▶ _ACTION ITEM_: Wherever a line in the data holds the word "lightbulb", pull that line out.

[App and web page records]

- - - - -

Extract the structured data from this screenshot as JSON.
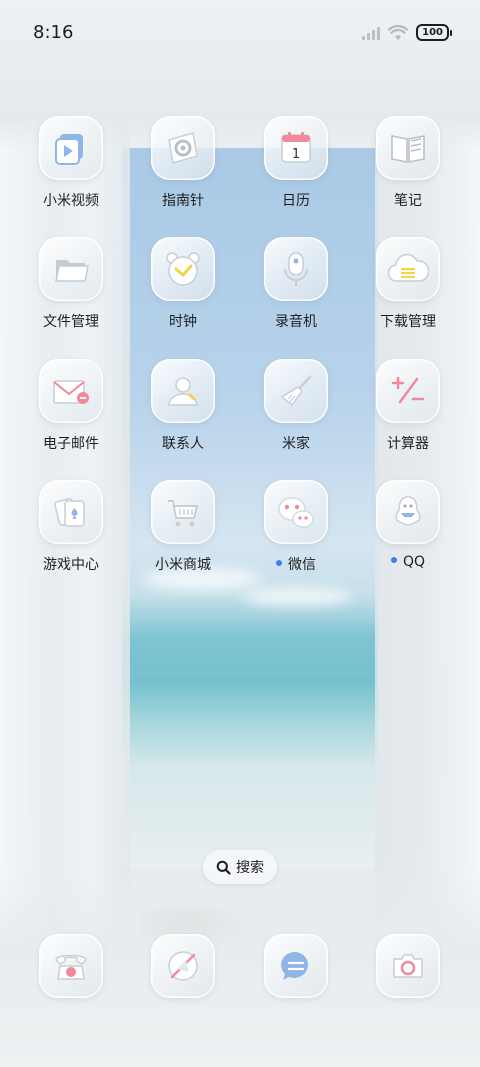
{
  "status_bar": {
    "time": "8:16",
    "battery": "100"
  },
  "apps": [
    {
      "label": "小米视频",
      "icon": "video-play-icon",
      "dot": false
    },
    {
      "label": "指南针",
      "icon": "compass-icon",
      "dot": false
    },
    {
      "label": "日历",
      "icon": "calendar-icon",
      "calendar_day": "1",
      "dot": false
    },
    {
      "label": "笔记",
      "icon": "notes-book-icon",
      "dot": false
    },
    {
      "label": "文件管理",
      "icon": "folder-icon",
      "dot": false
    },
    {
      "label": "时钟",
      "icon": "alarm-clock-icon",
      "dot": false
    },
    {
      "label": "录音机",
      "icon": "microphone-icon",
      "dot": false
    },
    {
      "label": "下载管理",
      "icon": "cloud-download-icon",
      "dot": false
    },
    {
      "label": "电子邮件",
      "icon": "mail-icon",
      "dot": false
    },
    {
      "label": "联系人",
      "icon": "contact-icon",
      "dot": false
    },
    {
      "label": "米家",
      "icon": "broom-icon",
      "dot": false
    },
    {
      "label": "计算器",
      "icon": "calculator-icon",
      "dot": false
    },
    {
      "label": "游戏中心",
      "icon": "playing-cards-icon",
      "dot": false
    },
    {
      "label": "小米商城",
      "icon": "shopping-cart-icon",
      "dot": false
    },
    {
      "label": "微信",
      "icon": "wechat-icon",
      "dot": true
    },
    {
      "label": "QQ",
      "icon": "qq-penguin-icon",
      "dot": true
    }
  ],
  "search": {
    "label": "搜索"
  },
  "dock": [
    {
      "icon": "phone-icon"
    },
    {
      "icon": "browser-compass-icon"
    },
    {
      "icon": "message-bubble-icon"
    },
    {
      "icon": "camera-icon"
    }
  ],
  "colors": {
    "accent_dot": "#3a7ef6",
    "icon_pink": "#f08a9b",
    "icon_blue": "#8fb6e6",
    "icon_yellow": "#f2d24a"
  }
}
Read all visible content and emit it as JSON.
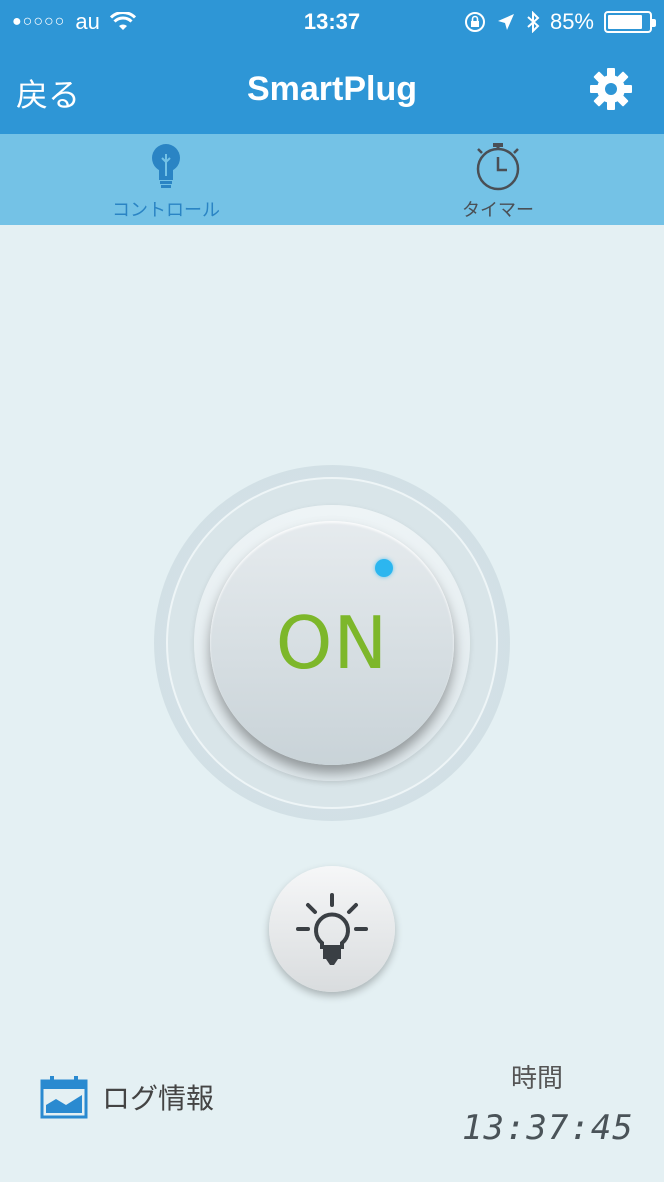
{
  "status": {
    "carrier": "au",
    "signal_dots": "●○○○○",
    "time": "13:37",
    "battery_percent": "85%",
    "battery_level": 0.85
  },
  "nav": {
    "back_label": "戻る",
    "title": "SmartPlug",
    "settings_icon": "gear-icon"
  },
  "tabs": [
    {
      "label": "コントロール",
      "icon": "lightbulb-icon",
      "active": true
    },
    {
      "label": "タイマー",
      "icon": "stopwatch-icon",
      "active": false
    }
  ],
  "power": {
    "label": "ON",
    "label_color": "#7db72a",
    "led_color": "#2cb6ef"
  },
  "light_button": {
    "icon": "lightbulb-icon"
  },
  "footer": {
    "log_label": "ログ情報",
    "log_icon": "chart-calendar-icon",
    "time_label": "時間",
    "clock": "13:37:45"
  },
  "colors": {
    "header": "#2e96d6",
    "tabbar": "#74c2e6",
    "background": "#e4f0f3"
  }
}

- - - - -

▶ _SOLUTION FOR THIS TASK_:
      "icon": "lightbulb-icon",
    "icon": "lightbulb-icon"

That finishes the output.